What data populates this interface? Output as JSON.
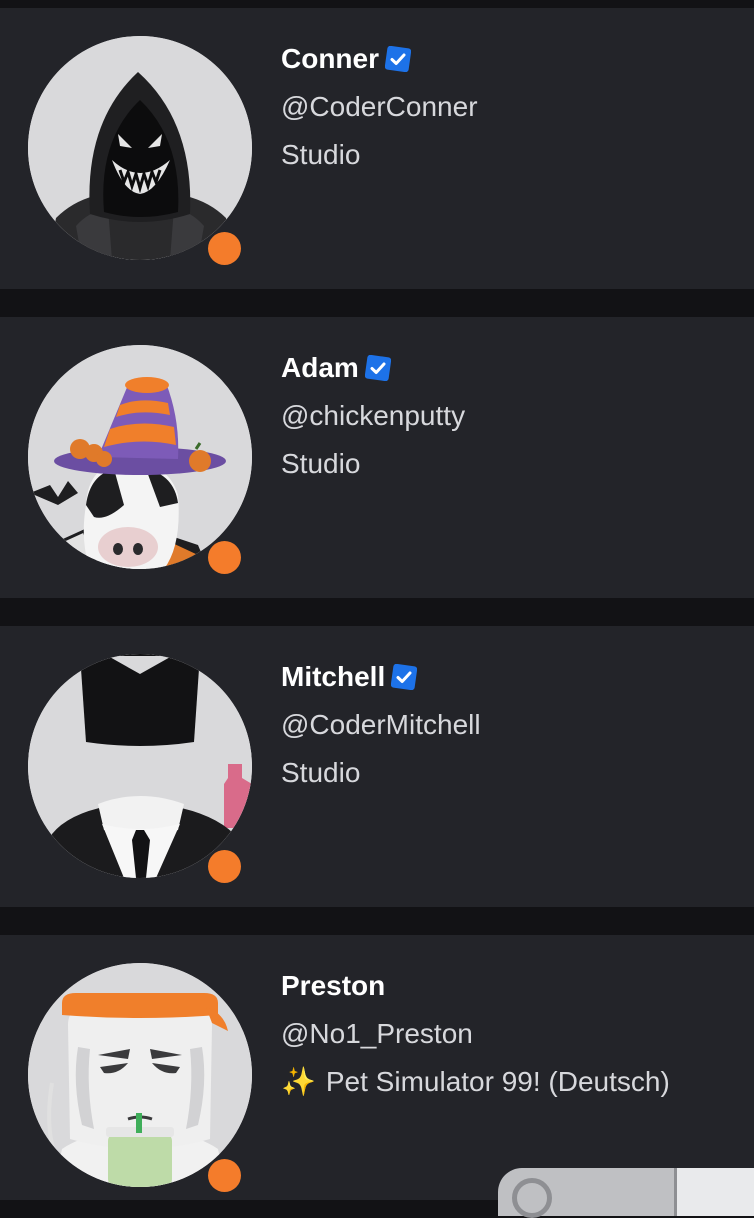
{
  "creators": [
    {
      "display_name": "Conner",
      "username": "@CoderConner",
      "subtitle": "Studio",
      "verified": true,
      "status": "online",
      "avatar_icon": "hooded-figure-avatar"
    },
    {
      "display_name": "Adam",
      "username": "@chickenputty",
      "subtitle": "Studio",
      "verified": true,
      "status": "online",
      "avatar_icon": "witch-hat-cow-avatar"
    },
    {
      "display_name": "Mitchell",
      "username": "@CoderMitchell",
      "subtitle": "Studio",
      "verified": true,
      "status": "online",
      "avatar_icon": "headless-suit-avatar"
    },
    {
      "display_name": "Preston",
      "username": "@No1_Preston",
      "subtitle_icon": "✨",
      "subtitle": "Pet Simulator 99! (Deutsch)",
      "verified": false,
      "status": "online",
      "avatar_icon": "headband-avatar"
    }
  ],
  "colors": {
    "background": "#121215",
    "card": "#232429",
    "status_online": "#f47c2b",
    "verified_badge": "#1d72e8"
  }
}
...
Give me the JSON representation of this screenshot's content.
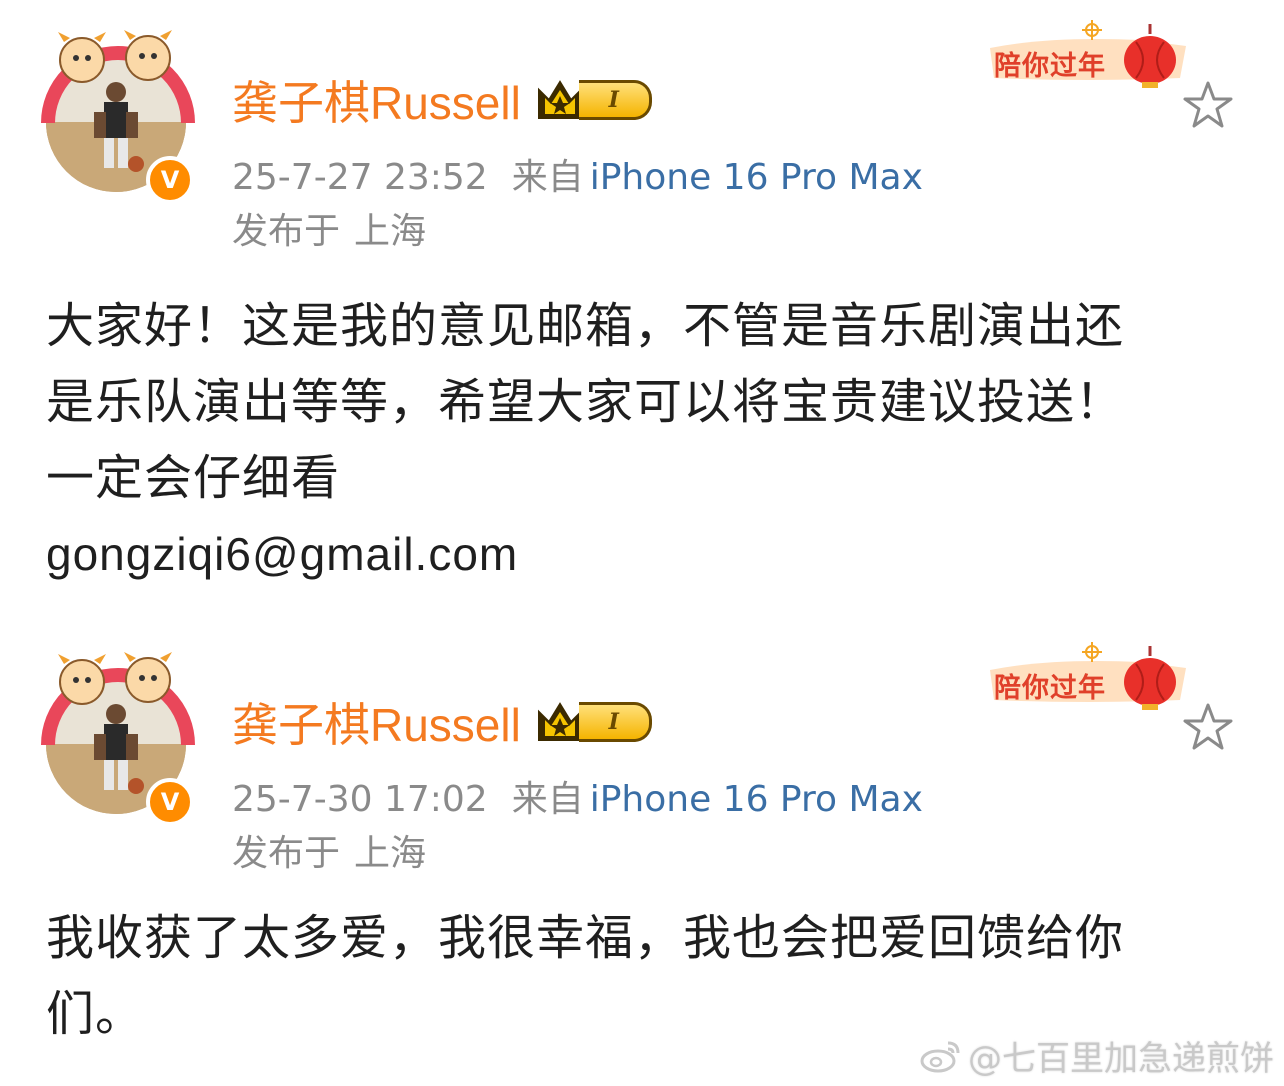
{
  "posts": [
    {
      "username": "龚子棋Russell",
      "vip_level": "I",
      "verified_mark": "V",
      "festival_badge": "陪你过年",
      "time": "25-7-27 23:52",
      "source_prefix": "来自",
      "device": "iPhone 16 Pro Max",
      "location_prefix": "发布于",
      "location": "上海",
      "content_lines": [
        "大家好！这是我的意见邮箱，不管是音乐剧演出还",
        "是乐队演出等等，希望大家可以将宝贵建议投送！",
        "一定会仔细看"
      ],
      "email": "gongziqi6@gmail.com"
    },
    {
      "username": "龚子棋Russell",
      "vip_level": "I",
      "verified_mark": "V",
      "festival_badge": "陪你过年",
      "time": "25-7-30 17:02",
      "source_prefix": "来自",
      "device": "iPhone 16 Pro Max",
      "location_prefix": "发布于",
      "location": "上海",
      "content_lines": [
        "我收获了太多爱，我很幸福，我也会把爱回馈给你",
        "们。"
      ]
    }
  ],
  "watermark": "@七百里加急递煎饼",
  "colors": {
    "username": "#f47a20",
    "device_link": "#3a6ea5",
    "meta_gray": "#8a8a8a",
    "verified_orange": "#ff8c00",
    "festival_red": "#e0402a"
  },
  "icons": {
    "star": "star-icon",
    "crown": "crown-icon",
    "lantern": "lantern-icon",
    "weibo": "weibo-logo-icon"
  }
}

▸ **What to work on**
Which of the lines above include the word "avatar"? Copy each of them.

▸ **Response**
      "avatar_icon": "hooded-figure-avatar"
      "avatar_icon": "witch-hat-cow-avatar"
      "avatar_icon": "headless-suit-avatar"
      "avatar_icon": "headband-avatar"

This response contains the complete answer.